New York, NY, July 21, 2021-Homebuyers during the pandemic have been willing to take on long commutes in exchange for lower prices, reports the Wall Street Journal.
“In some of the nation’s most expensive metro areas, home prices rose faster in areas with longer morning commutes to business districts compared with neighborhoods with short commutes, according to an analysis from Zillow Group Inc.
“That is a reversal from prior years, when home prices in those metro areas accelerated faster in neighborhoods close to job centers.
“Analysts say the change reflects that commute length has declined in importance for homebuyers, as many workers expect to travel to their offices less often going forward.
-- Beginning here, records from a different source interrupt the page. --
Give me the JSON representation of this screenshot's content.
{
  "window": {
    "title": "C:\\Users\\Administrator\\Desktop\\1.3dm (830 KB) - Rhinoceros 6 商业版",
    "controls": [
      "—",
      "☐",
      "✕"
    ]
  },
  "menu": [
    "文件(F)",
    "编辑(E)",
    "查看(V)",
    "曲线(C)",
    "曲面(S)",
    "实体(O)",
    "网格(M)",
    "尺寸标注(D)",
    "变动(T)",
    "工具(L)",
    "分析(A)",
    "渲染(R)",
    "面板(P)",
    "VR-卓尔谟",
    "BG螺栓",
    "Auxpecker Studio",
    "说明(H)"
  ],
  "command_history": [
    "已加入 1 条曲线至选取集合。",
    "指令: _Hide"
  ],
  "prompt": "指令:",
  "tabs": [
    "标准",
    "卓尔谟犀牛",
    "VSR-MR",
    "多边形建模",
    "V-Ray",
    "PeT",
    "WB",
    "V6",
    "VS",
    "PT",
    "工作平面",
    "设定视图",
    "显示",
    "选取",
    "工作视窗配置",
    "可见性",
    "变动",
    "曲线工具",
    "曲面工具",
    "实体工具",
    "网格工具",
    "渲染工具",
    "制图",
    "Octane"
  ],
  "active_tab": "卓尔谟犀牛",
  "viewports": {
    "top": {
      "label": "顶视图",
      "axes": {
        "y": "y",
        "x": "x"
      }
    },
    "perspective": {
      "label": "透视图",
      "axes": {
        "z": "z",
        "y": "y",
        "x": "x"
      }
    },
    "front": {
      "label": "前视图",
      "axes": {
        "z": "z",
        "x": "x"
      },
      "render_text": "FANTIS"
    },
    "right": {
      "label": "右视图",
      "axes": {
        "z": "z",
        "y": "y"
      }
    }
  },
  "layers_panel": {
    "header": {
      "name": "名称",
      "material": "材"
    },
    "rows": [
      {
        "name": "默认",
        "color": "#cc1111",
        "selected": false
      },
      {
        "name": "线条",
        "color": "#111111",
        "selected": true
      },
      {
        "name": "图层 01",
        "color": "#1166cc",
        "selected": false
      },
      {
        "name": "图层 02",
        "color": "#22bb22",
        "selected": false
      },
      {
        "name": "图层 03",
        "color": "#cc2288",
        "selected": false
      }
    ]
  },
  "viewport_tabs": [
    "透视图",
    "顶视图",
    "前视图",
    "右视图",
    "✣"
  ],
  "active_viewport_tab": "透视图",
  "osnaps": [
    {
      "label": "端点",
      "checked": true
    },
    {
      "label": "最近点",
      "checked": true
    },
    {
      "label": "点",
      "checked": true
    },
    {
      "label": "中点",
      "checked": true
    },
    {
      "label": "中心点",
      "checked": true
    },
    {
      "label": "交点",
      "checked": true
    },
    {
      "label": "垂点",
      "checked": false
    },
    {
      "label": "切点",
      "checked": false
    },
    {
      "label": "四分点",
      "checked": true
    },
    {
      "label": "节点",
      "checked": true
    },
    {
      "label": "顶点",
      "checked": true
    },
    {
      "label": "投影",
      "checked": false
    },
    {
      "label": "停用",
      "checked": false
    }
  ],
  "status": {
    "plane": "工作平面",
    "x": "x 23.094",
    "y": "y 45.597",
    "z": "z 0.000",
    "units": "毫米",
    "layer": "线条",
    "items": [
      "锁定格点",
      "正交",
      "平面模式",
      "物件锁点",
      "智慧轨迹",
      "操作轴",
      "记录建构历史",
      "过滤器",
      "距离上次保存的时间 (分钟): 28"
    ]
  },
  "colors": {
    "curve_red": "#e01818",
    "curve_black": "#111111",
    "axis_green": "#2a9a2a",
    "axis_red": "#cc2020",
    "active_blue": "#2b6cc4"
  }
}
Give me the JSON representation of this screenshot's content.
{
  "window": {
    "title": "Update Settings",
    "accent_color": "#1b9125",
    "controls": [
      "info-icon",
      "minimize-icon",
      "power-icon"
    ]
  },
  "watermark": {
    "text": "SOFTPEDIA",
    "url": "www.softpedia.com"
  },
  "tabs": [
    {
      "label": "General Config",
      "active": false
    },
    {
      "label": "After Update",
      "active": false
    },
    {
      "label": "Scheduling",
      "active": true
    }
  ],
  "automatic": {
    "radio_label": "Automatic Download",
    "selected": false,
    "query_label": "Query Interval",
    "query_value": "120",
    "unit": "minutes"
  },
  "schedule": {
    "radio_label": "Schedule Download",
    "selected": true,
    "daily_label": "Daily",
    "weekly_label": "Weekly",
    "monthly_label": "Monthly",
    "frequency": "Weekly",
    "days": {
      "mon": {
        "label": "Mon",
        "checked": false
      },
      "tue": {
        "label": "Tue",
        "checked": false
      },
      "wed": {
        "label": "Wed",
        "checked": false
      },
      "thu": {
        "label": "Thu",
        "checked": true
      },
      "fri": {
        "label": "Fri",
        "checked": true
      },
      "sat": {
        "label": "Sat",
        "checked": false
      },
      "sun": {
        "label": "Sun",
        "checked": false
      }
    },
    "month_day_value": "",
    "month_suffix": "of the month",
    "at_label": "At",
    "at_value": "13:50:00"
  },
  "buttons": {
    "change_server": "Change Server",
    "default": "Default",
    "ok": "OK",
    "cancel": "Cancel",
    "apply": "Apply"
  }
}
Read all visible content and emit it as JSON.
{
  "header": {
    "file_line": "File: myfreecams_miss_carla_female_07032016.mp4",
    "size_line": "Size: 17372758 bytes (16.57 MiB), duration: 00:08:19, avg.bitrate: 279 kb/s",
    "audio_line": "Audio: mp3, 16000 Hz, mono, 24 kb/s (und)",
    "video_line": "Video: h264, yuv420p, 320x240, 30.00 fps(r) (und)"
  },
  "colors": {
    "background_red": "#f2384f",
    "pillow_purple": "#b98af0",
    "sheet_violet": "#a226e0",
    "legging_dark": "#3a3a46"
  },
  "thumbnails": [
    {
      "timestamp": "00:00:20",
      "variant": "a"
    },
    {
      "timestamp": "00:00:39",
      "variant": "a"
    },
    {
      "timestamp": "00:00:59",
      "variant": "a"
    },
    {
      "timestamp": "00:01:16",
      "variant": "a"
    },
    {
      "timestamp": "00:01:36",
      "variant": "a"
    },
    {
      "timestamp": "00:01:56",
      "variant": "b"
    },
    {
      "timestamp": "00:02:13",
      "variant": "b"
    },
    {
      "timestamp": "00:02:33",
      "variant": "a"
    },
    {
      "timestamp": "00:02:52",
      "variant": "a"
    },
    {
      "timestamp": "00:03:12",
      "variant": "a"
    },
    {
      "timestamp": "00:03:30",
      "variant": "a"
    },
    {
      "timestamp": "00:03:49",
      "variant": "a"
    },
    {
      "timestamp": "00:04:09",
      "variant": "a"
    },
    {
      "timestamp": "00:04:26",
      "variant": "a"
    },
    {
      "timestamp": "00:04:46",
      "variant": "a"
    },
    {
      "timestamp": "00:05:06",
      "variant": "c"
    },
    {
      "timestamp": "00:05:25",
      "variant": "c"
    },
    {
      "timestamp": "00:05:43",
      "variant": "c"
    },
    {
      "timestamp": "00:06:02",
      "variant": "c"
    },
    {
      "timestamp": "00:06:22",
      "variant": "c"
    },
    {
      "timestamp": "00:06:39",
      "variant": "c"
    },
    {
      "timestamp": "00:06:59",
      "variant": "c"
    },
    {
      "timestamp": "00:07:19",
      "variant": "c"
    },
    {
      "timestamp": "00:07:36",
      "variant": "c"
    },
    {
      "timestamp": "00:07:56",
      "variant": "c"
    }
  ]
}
At the same time, rapidly rising prices have made affordability a bigger concern for many buyers.
“‘It’s been a big change,’ said Ed Pinto, director of the AEI Housing Center at the American Enterprise Institute, who expects the shift in home-buyer demand to be long-lasting. ‘There’s a huge group of people who can work from home, and they’ll continue to work from home when things go back to…normal.’
“In the Boston metro area, for example, the Zillow analysis shows that neighborhoods within a 10- or 20-minute commute of a job center posted the fastest home-price growth in the metro area during the two-year periods ended in May in 2013, 2015, 2017 and 2019.
“But in the two-year period ended in May 2021, home values in neighborhoods with a 70-minute commute rose 30.2%, strongly outpacing a 9.2% price gain for 20-minute-commute areas and a price decline of 2.5% for neighborhoods within 10 minutes of a job center.
“Neighborhoods with commutes to job centers of 50 minutes or longer also posted the strongest price growth in the two-year period ended in May 2021 in New York City, San Francisco, Los Angeles, Washington, D.C., and Seattle, according to the Zillow analysis.
“In all of these higher-cost metro areas, neighborhoods with longer commutes had lower median home prices than neighborhoods close to job centers.”